### WHAT IS EXPECTED
Return the data below in full, exactly as it stands.

□ □ □ □ □ □ □

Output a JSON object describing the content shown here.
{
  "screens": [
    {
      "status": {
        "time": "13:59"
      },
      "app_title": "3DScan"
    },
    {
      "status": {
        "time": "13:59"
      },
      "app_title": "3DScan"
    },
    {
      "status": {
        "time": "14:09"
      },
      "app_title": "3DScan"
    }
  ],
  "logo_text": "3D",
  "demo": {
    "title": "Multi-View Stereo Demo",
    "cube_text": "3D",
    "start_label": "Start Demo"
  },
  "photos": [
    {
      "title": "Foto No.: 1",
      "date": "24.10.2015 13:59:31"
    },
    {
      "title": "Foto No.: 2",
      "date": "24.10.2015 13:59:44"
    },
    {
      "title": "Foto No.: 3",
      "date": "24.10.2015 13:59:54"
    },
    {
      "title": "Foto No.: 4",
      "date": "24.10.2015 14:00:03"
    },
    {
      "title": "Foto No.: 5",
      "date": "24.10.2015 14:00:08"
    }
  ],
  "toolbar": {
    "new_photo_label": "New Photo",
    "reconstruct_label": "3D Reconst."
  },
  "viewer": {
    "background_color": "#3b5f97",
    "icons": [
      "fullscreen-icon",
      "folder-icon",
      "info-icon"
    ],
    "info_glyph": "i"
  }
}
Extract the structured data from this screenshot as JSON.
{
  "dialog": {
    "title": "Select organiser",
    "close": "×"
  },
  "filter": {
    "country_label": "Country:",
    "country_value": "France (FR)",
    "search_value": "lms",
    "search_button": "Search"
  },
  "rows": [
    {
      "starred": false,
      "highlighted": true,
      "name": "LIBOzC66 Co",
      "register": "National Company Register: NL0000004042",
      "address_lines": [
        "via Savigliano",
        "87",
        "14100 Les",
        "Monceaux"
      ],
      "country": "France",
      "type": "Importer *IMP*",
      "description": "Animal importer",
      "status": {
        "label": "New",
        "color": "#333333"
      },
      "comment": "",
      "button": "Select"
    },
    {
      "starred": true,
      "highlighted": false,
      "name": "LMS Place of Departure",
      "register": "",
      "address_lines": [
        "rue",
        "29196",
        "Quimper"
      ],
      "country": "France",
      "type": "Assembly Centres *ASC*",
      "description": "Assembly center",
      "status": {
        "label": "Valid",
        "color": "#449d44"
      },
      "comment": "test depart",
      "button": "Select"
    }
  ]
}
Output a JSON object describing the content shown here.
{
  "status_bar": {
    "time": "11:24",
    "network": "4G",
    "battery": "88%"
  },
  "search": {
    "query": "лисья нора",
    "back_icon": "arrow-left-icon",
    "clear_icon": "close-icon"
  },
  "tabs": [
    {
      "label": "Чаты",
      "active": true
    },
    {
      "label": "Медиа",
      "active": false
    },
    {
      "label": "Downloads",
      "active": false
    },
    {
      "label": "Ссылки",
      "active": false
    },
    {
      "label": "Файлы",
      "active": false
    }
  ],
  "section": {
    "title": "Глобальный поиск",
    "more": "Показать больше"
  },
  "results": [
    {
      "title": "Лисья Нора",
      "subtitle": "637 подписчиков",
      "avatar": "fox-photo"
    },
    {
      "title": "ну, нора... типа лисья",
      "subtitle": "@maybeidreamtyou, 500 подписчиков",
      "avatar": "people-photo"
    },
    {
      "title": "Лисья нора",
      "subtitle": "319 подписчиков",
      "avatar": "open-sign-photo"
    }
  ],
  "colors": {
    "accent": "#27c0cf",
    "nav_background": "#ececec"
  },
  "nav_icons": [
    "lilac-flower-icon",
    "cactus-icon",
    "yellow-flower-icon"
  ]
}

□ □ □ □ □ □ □

### ANSWER TO THIS EXERCISE
Output a JSON object describing the content shown here.
{
  "screens": [
    {
      "status": {
        "time": "13:59"
      },
      "app_title": "3DScan"
    },
    {
      "status": {
        "time": "13:59"
      },
      "app_title": "3DScan"
    },
    {
      "status": {
        "time": "14:09"
      },
      "app_title": "3DScan"
    }
  ],
  "logo_text": "3D",
  "demo": {
    "title": "Multi-View Stereo Demo",
    "cube_text": "3D",
    "start_label": "Start Demo"
  },
  "photos": [
    {
      "title": "Foto No.: 1",
      "date": "24.10.2015 13:59:31"
    },
    {
      "title": "Foto No.: 2",
      "date": "24.10.2015 13:59:44"
    },
    {
      "title": "Foto No.: 3",
      "date": "24.10.2015 13:59:54"
    },
    {
      "title": "Foto No.: 4",
      "date": "24.10.2015 14:00:03"
    },
    {
      "title": "Foto No.: 5",
      "date": "24.10.2015 14:00:08"
    }
  ],
  "toolbar": {
    "new_photo_label": "New Photo",
    "reconstruct_label": "3D Reconst."
  },
  "viewer": {
    "background_color": "#3b5f97",
    "icons": [
      "fullscreen-icon",
      "folder-icon",
      "info-icon"
    ],
    "info_glyph": "i"
  }
}
Extract the structured data from this screenshot as JSON.
{
  "dialog": {
    "title": "Select organiser",
    "close": "×"
  },
  "filter": {
    "country_label": "Country:",
    "country_value": "France (FR)",
    "search_value": "lms",
    "search_button": "Search"
  },
  "rows": [
    {
      "starred": false,
      "highlighted": true,
      "name": "LIBOzC66 Co",
      "register": "National Company Register: NL0000004042",
      "address_lines": [
        "via Savigliano",
        "87",
        "14100 Les",
        "Monceaux"
      ],
      "country": "France",
      "type": "Importer *IMP*",
      "description": "Animal importer",
      "status": {
        "label": "New",
        "color": "#333333"
      },
      "comment": "",
      "button": "Select"
    },
    {
      "starred": true,
      "highlighted": false,
      "name": "LMS Place of Departure",
      "register": "",
      "address_lines": [
        "rue",
        "29196",
        "Quimper"
      ],
      "country": "France",
      "type": "Assembly Centres *ASC*",
      "description": "Assembly center",
      "status": {
        "label": "Valid",
        "color": "#449d44"
      },
      "comment": "test depart",
      "button": "Select"
    }
  ]
}
Output a JSON object describing the content shown here.
{
  "status_bar": {
    "time": "11:24",
    "network": "4G",
    "battery": "88%"
  },
  "search": {
    "query": "лисья нора",
    "back_icon": "arrow-left-icon",
    "clear_icon": "close-icon"
  },
  "tabs": [
    {
      "label": "Чаты",
      "active": true
    },
    {
      "label": "Медиа",
      "active": false
    },
    {
      "label": "Downloads",
      "active": false
    },
    {
      "label": "Ссылки",
      "active": false
    },
    {
      "label": "Файлы",
      "active": false
    }
  ],
  "section": {
    "title": "Глобальный поиск",
    "more": "Показать больше"
  },
  "results": [
    {
      "title": "Лисья Нора",
      "subtitle": "637 подписчиков",
      "avatar": "fox-photo"
    },
    {
      "title": "ну, нора... типа лисья",
      "subtitle": "@maybeidreamtyou, 500 подписчиков",
      "avatar": "people-photo"
    },
    {
      "title": "Лисья нора",
      "subtitle": "319 подписчиков",
      "avatar": "open-sign-photo"
    }
  ],
  "colors": {
    "accent": "#27c0cf",
    "nav_background": "#ececec"
  },
  "nav_icons": [
    "lilac-flower-icon",
    "cactus-icon",
    "yellow-flower-icon"
  ]
}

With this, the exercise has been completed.